- Task to complete:
Search the material below for the string "Ojha". Return every line that holds it.
== == ==
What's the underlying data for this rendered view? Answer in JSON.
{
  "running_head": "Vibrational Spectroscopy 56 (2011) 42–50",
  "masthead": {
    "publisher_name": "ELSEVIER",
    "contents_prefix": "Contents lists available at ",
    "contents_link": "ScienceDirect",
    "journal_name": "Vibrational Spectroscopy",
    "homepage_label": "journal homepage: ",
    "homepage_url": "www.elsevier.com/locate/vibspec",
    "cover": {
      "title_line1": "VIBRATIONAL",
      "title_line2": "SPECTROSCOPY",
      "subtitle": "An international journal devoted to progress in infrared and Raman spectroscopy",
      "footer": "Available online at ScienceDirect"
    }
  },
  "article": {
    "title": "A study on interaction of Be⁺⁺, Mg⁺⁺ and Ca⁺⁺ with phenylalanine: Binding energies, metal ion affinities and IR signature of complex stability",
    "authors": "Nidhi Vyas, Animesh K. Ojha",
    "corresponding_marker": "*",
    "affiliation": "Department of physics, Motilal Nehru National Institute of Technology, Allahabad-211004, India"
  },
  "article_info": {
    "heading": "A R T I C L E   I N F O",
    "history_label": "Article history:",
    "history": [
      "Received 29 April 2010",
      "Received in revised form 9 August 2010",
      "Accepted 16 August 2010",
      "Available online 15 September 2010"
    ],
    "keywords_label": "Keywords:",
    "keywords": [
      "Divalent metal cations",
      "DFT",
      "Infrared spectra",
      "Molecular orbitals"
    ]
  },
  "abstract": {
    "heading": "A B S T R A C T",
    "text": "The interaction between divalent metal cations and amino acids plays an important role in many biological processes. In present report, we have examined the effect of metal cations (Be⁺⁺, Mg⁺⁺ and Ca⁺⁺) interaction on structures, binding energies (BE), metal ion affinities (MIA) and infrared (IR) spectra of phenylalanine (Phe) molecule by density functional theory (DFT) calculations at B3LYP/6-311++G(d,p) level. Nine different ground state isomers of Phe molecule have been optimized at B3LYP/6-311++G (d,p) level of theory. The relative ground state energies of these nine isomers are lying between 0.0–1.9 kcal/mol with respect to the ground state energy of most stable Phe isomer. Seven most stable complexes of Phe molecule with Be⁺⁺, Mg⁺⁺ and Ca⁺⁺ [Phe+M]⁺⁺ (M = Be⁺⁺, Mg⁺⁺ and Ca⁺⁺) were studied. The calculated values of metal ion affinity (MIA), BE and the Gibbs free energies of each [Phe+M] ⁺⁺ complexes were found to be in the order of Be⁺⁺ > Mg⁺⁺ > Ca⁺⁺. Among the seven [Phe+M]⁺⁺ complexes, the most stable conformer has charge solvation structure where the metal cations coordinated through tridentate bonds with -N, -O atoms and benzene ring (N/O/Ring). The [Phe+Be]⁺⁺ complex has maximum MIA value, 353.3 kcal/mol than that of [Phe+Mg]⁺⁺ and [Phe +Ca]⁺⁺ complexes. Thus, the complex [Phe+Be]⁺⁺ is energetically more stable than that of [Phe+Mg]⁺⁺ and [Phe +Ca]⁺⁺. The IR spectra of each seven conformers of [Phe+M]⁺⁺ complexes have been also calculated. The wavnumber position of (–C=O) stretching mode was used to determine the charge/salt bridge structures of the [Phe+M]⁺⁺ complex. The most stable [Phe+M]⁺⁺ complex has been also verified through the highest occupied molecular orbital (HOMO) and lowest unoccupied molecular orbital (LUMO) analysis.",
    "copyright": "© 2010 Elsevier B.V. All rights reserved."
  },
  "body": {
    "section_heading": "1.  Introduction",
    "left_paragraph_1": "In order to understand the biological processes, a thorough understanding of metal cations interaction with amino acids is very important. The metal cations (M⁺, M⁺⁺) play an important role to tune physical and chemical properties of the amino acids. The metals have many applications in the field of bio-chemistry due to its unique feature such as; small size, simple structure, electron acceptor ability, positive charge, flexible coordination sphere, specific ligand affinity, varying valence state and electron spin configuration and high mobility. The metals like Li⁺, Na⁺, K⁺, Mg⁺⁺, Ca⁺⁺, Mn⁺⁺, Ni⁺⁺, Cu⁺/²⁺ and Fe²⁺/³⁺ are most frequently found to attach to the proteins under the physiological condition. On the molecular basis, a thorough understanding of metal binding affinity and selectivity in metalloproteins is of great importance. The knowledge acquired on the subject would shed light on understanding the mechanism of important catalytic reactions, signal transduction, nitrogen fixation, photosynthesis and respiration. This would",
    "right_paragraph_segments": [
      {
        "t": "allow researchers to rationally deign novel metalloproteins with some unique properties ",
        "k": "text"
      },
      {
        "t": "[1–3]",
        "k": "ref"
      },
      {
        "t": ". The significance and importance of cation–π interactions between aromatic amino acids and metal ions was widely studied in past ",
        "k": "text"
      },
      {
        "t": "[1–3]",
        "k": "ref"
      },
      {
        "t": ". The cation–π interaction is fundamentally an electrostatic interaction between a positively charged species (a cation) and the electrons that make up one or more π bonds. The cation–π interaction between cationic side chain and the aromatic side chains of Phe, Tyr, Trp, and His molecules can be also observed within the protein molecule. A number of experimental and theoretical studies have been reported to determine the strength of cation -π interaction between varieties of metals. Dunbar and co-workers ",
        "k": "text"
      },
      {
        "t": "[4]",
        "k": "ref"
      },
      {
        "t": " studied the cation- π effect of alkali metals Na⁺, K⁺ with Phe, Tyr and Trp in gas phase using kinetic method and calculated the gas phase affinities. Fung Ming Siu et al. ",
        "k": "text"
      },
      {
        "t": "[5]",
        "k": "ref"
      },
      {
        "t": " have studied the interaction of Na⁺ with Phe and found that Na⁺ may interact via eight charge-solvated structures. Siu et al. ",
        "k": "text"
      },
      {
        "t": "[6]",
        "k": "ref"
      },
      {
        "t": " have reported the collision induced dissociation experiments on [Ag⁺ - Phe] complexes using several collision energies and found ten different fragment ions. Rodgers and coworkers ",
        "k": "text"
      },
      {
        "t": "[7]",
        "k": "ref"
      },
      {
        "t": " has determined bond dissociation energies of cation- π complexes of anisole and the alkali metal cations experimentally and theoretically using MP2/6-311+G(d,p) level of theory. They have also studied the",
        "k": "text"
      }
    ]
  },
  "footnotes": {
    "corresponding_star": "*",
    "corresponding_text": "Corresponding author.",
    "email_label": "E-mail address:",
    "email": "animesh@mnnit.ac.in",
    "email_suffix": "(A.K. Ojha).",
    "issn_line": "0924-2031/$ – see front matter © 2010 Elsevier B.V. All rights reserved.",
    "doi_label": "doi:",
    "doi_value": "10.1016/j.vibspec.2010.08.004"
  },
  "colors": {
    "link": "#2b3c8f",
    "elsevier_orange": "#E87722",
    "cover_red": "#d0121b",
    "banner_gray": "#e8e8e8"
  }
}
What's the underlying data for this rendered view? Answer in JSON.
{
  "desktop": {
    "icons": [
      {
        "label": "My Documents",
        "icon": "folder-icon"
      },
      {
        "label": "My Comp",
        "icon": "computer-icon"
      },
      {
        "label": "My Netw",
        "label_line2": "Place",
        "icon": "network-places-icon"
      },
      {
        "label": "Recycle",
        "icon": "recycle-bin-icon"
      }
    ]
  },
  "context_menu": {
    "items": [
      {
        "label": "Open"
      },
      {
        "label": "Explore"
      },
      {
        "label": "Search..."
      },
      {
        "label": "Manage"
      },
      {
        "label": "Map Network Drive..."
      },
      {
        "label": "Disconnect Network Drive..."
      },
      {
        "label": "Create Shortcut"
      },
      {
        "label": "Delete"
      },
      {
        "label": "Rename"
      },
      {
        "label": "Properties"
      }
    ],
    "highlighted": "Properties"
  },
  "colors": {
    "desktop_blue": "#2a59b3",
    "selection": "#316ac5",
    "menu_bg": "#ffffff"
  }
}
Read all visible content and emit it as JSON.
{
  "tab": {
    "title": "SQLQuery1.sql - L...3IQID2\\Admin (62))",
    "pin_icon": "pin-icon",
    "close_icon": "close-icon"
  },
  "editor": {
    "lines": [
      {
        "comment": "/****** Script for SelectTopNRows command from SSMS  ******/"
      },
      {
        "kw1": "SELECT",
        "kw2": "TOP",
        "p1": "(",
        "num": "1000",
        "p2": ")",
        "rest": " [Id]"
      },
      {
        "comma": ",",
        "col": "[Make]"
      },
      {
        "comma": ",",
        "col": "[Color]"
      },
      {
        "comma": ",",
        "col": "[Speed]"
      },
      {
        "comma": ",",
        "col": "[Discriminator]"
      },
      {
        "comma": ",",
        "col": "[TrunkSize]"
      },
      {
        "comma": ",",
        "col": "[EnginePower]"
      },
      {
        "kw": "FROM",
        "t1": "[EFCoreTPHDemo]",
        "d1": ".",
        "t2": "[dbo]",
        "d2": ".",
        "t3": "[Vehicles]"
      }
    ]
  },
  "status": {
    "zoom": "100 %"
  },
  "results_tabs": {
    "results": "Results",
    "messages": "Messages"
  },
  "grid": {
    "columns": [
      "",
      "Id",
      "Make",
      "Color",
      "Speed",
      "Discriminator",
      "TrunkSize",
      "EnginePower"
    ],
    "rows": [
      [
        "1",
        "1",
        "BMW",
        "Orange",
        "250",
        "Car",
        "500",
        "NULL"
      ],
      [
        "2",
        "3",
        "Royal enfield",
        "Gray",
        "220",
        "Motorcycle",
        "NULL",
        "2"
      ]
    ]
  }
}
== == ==
- Written response:
    "authors": "Nidhi Vyas, Animesh K. Ojha",
    "email_suffix": "(A.K. Ojha).",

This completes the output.